This result constitutes a second argument in favor of choosing the optional 3.6-liter V-6 engine, which is expected to get 21 mpg in combined driving. Given that it won't need to work as hard as the 4-cylinder engine, it is theoretically possible that the V-6 could be just as efficient under real-world driving conditions.
Equipped with a robust architecture, lighter curb weight, and deftly tuned components, the Acadia's driving dynamics are surprisingly capable no matter the situation. Is this an exciting vehicle to drive? No, but neither is it soft, sloppy, or regularly irritating to drive.
Early in the evaluation period, I felt as though the steering was too light and lacking in communication and that the brake pedal was a little mushy and difficult to modulate. But with time and mileage, these opinions faded.
In particular, the brakes shrugged off record Southern California heat during testing, withstanding plenty of abuse and effectively executing a panic stop while hot. Though they displayed hints of fade just prior to the panic-stop test, they still performed admirably.
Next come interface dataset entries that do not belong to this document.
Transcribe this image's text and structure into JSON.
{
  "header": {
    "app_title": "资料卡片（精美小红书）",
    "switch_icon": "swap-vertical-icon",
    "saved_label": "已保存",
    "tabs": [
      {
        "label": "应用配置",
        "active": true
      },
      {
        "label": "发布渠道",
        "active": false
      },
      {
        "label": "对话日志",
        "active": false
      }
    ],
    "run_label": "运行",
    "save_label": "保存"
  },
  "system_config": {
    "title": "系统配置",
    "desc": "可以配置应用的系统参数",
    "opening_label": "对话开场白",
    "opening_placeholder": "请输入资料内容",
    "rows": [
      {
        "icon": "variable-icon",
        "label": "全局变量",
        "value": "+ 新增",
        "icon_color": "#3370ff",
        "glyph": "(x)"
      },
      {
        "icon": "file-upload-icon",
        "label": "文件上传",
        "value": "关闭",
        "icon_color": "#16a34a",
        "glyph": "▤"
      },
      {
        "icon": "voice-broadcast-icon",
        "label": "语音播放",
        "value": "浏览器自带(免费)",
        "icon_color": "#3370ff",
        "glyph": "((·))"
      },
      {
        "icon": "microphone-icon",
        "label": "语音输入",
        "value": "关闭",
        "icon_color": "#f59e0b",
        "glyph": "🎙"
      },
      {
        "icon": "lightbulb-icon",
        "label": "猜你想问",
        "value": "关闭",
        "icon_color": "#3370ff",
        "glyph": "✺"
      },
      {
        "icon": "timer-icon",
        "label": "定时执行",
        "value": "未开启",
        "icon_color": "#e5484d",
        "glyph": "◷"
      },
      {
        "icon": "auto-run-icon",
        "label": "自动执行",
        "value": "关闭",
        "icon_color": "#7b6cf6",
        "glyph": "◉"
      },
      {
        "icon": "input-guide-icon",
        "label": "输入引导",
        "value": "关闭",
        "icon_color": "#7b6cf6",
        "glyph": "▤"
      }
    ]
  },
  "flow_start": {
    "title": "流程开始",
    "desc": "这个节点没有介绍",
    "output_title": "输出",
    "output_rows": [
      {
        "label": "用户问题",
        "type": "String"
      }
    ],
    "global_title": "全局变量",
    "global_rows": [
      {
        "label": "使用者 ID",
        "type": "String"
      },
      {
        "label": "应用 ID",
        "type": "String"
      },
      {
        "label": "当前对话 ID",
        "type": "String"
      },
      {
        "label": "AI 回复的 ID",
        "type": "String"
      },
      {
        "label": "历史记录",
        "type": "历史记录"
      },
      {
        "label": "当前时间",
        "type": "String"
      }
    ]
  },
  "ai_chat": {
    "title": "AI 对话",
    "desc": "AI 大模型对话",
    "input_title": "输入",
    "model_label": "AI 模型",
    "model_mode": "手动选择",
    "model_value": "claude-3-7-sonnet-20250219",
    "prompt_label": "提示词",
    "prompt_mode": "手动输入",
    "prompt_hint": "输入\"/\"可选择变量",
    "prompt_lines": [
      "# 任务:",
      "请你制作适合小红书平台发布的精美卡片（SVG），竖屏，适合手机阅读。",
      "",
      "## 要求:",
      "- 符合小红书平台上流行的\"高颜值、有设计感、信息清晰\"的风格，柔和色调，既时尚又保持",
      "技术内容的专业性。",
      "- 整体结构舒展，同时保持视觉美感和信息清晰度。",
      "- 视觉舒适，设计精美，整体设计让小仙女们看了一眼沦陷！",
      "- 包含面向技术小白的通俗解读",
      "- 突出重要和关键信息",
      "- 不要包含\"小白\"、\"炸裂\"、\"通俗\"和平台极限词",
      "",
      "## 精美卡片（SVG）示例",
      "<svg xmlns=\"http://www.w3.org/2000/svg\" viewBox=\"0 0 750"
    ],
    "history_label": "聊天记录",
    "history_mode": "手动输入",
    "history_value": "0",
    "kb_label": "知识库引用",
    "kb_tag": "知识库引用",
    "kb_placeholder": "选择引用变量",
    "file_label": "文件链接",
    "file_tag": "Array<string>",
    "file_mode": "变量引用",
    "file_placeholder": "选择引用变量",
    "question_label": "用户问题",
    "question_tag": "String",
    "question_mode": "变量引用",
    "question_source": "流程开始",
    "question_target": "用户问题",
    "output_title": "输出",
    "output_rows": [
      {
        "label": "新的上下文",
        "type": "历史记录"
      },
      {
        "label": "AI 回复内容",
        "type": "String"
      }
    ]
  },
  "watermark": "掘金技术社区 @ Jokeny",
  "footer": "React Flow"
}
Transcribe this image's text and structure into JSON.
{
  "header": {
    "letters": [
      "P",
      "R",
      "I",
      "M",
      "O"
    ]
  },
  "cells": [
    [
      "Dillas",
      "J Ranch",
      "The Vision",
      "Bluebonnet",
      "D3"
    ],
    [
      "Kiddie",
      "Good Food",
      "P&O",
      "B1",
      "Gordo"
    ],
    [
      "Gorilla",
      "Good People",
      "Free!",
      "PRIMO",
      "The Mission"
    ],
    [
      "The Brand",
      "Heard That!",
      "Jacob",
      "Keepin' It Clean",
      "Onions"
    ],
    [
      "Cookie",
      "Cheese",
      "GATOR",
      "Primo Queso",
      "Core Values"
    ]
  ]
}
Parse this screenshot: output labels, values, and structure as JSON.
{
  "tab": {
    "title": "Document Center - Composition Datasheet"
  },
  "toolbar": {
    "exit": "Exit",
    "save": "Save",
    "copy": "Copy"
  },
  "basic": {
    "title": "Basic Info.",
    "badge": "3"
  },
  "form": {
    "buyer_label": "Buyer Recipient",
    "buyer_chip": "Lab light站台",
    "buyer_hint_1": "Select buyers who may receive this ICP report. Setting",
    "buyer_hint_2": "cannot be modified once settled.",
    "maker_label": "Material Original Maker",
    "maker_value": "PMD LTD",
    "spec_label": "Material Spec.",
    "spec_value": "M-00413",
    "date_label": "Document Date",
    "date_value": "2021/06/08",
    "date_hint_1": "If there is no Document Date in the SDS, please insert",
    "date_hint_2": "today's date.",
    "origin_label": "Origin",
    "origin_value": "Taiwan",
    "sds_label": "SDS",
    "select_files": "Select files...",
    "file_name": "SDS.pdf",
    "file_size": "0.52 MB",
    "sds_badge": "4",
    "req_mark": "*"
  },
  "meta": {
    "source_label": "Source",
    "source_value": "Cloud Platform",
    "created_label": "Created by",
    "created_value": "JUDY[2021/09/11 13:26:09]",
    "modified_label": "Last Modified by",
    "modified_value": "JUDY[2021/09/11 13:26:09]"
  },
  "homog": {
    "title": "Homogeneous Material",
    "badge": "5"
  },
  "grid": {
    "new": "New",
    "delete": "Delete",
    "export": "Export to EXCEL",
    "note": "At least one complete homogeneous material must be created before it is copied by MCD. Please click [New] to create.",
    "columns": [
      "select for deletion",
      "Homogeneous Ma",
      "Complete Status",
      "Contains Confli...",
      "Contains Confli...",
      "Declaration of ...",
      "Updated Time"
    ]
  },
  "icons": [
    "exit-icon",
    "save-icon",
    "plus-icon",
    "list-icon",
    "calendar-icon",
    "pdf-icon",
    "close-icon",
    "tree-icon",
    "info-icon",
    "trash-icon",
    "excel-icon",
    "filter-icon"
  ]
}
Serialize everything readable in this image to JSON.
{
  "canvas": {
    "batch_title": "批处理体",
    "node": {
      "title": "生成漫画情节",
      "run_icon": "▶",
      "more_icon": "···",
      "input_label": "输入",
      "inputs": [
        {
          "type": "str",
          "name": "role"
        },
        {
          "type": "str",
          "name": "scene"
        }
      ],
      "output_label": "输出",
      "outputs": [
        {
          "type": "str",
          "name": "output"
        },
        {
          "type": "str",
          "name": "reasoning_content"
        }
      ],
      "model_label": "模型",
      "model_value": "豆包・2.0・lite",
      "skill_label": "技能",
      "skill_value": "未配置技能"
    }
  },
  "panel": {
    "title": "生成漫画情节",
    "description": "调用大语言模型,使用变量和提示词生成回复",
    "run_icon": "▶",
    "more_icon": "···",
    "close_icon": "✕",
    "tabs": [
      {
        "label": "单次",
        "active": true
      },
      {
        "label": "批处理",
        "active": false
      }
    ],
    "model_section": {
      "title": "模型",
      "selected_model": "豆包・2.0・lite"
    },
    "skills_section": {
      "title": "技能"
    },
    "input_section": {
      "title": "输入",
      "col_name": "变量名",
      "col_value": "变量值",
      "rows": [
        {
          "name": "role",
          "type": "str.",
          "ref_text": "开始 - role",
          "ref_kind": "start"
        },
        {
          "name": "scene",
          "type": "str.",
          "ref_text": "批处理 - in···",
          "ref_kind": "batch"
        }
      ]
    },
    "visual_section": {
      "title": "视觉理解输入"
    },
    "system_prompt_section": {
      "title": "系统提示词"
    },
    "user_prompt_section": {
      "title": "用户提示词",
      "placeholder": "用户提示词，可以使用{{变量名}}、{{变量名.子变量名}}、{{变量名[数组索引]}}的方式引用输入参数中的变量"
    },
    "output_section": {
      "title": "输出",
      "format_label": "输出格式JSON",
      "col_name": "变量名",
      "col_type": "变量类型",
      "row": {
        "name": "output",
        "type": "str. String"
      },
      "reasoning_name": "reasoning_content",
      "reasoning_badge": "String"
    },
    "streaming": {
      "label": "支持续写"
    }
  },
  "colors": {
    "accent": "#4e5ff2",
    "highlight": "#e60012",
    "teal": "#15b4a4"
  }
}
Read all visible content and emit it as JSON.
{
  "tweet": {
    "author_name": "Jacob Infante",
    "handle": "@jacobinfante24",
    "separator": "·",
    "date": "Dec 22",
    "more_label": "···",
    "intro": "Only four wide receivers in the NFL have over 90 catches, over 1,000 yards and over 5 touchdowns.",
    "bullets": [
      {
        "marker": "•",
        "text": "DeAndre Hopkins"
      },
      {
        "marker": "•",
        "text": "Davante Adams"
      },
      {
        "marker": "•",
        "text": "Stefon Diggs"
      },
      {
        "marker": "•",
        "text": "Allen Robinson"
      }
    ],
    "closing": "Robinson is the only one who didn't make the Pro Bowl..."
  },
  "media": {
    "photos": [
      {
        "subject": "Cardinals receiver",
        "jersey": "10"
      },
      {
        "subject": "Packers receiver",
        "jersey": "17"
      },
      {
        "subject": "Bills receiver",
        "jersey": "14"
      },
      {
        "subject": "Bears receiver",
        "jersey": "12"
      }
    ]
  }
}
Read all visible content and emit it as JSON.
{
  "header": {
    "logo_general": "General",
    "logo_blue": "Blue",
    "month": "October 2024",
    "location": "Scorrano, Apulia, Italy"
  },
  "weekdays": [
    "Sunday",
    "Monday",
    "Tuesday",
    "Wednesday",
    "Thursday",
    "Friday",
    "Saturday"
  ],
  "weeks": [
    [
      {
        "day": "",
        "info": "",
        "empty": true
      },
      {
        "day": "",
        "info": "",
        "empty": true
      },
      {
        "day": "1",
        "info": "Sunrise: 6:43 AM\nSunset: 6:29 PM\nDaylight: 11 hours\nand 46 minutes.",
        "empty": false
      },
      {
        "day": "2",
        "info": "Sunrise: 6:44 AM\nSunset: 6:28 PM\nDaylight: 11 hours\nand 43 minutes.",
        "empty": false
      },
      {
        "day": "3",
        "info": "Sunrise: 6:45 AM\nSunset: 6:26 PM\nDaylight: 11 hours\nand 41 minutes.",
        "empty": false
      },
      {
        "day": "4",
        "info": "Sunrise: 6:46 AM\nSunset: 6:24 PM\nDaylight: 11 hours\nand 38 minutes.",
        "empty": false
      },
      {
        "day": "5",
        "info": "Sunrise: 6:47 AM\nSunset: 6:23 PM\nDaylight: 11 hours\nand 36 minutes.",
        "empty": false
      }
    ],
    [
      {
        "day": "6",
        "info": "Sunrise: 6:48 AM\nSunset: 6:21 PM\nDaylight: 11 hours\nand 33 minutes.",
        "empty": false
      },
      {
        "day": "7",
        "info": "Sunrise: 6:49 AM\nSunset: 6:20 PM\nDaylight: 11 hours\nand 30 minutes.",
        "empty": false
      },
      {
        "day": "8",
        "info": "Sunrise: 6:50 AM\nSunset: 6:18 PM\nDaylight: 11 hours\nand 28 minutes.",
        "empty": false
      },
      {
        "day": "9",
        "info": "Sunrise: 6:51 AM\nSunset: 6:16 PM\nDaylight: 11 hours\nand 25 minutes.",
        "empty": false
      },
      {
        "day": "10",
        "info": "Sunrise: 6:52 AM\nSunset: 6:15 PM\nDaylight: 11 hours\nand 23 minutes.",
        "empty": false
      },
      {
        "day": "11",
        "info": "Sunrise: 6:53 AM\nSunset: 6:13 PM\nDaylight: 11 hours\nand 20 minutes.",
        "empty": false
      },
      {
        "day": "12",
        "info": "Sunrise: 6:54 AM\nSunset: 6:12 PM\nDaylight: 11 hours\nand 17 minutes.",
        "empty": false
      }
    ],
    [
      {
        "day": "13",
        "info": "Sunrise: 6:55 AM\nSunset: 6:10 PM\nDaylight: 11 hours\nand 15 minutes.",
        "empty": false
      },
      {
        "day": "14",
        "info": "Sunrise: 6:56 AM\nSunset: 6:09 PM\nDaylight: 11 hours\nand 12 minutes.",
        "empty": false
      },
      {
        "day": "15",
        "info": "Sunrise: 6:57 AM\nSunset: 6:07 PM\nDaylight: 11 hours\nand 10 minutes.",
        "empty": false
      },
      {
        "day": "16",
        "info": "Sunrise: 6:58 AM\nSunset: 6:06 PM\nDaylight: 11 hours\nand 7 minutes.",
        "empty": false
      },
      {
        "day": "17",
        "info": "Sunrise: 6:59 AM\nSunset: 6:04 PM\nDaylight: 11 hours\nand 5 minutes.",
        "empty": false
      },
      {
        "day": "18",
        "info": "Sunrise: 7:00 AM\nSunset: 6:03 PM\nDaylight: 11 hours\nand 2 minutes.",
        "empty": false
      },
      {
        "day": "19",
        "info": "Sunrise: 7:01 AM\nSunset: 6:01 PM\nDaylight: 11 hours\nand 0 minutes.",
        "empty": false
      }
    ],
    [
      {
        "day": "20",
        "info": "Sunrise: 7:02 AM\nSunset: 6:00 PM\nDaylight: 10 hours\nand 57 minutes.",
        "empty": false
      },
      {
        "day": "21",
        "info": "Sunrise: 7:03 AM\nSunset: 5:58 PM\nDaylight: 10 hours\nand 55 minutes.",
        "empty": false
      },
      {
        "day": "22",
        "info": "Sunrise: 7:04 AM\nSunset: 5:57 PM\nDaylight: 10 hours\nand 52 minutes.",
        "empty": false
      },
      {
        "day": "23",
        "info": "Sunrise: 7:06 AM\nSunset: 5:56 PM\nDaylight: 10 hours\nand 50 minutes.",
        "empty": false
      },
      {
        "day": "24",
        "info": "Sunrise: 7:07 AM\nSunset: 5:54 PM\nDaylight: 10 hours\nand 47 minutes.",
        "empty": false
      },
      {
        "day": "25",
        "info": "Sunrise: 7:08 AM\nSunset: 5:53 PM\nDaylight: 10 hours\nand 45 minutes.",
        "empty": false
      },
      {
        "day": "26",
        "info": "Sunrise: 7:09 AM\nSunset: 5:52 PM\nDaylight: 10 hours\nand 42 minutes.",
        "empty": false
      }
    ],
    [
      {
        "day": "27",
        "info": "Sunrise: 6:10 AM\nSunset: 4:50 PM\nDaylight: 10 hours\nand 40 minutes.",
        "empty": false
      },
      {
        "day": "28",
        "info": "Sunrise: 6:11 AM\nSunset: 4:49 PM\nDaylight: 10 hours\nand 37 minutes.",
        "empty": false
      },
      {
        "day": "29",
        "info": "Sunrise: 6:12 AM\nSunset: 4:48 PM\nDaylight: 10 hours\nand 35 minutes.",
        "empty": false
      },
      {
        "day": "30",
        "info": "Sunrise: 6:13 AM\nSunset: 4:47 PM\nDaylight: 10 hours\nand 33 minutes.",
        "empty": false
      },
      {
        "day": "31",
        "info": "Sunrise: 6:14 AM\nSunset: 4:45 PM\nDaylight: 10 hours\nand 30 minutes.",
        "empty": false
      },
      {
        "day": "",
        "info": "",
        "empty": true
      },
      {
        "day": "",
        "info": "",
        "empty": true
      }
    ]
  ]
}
The steering also demonstrated commendable responsiveness and accuracy, and the suspension always kept the Acadia securely planted to the pavement. Body roll and wallow is evident, and perhaps more prevalent than some people might prefer, but does not detract from what is an excellent blend of ride and handling capabilities.
Serving as both its greatest strength and greatest weakness, the 2017 GMC Acadia is seemingly designed, engineered, and executed to meet expectations without drawing effusive praise or criticism. This means that while there is little to complain about, there also isn't much to get excited about.
General Motors supplied the vehicle used for this 2017 GMC Acadia review.